Forget some literary soothsayers’ predictions that an American novelist such as Philip Roth, Thomas Pynchon or Ursula K. Le Guin would win this year’s Nobel Prize in Literature.
Pay up if you bet on an international writer—Albanian poet Ismail Kadare, Hungarian novelist László Krasznahorkai or Israeli author Amos Oz.
This year’s laureate in literature—the award that eluded Lev Tolstoy and Mark Twain—goes to the iconic American singer/songwriter, Bob Dylan. Yet amid the celebrations by fans and expressions of surprise among critics, PR pros and communicators can glean lessons from a rebranding wizard whose songs inspired a pivotal generation—and many thereafter.

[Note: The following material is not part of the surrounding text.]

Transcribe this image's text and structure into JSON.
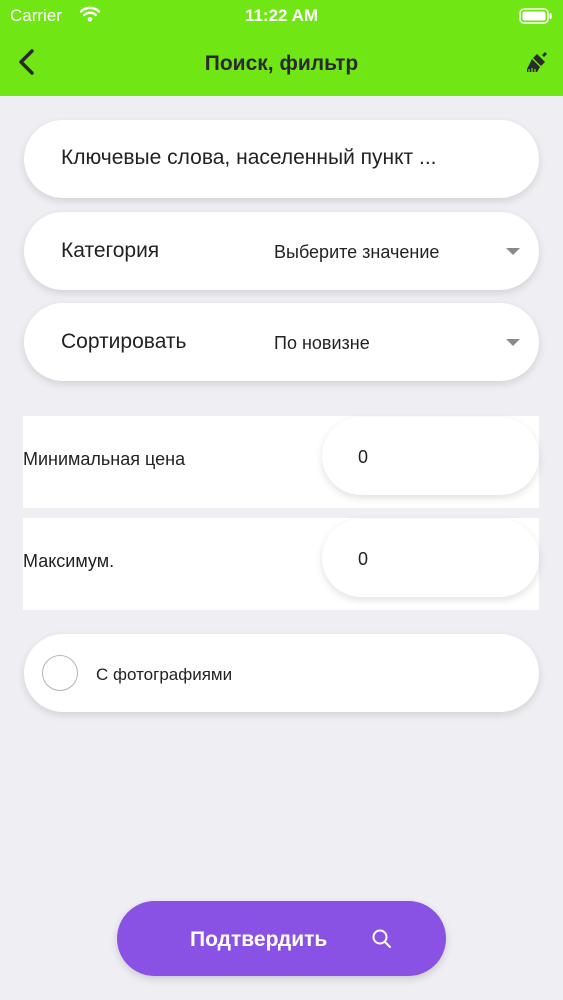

Few keepers of shortlists were betting on Dylan in advance. The New Republic’s survey of authors in the running as of last week was headlined with the worst literary prediction of the year. (But hey, at least they thought to include him.)

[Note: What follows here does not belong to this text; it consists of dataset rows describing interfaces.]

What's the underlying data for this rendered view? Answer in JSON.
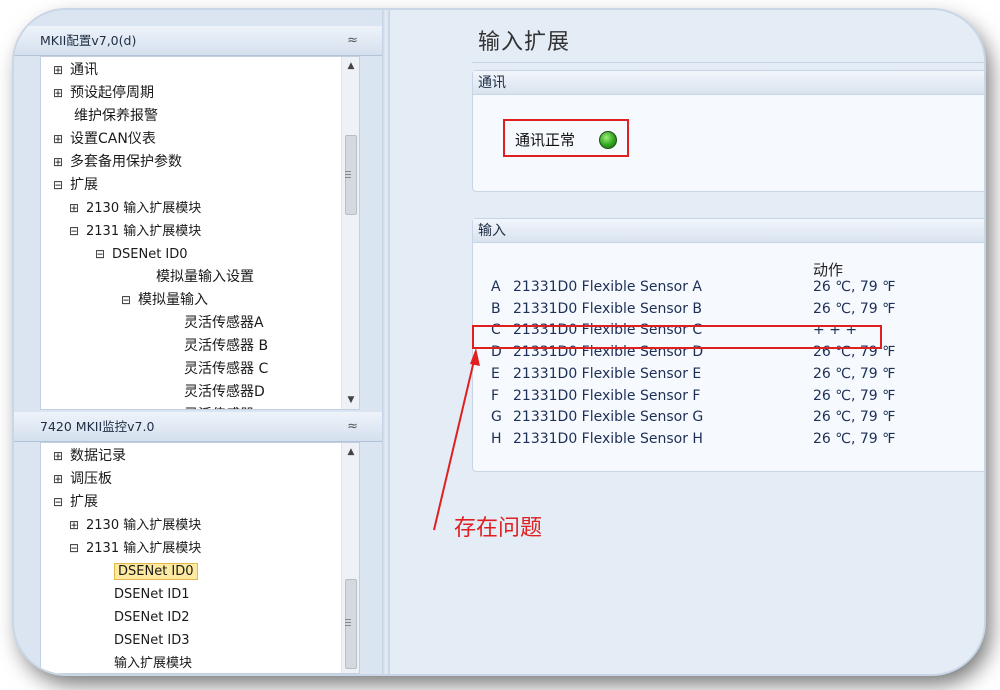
{
  "left": {
    "config_pane": {
      "title": "MKII配置v7,0(d)",
      "collapse_glyph": "≈",
      "items": [
        {
          "box": "⊞",
          "label": "通讯"
        },
        {
          "box": "⊞",
          "label": "预设起停周期"
        },
        {
          "box": "",
          "label": "维护保养报警"
        },
        {
          "box": "⊞",
          "label": "设置CAN仪表"
        },
        {
          "box": "⊞",
          "label": "多套备用保护参数"
        },
        {
          "box": "⊟",
          "label": "扩展"
        },
        {
          "box": "⊞",
          "label": "2130 输入扩展模块"
        },
        {
          "box": "⊟",
          "label": "2131 输入扩展模块"
        },
        {
          "box": "⊟",
          "label": "DSENet ID0"
        },
        {
          "box": "",
          "label": "模拟量输入设置"
        },
        {
          "box": "⊟",
          "label": "模拟量输入"
        },
        {
          "box": "",
          "label": "灵活传感器A"
        },
        {
          "box": "",
          "label": "灵活传感器 B"
        },
        {
          "box": "",
          "label": "灵活传感器 C"
        },
        {
          "box": "",
          "label": "灵活传感器D"
        },
        {
          "box": "",
          "label": "灵活传感器"
        }
      ]
    },
    "monitor_pane": {
      "title": "7420 MKII监控v7.0",
      "collapse_glyph": "≈",
      "items": [
        {
          "box": "⊞",
          "label": "数据记录"
        },
        {
          "box": "⊞",
          "label": "调压板"
        },
        {
          "box": "⊟",
          "label": "扩展"
        },
        {
          "box": "⊞",
          "label": "2130 输入扩展模块"
        },
        {
          "box": "⊟",
          "label": "2131 输入扩展模块"
        },
        {
          "box": "",
          "label": "DSENet ID0"
        },
        {
          "box": "",
          "label": "DSENet ID1"
        },
        {
          "box": "",
          "label": "DSENet ID2"
        },
        {
          "box": "",
          "label": "DSENet ID3"
        },
        {
          "box": "",
          "label": "输入扩展模块"
        }
      ],
      "selected_index": 5
    },
    "scroll_up": "▲",
    "scroll_down": "▼"
  },
  "main": {
    "page_title": "输入扩展",
    "comm_group": {
      "title": "通讯",
      "status": "通讯正常"
    },
    "input_group": {
      "title": "输入",
      "action_header": "动作",
      "rows": [
        {
          "letter": "A",
          "name": "21331D0 Flexible Sensor A",
          "value": "26 ℃,  79 ℉"
        },
        {
          "letter": "B",
          "name": "21331D0 Flexible Sensor B",
          "value": "26 ℃,  79 ℉"
        },
        {
          "letter": "C",
          "name": "21331D0 Flexible Sensor C",
          "value": "+ + +"
        },
        {
          "letter": "D",
          "name": "21331D0 Flexible Sensor D",
          "value": "26 ℃,  79 ℉"
        },
        {
          "letter": "E",
          "name": "21331D0 Flexible Sensor E",
          "value": "26 ℃,  79 ℉"
        },
        {
          "letter": "F",
          "name": "21331D0 Flexible Sensor F",
          "value": "26 ℃,  79 ℉"
        },
        {
          "letter": "G",
          "name": "21331D0 Flexible Sensor G",
          "value": "26 ℃,  79 ℉"
        },
        {
          "letter": "H",
          "name": "21331D0 Flexible Sensor H",
          "value": "26 ℃,  79 ℉"
        }
      ]
    },
    "annotation": "存在问题"
  },
  "colors": {
    "annotation_red": "#e02020",
    "led_green": "#2fa31c",
    "selection": "#fdeaa0"
  }
}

“Who Will Win the 2016 Nobel Prize in Literature?” the magazine stated. “Not Bob Dylan, that’s for sure.”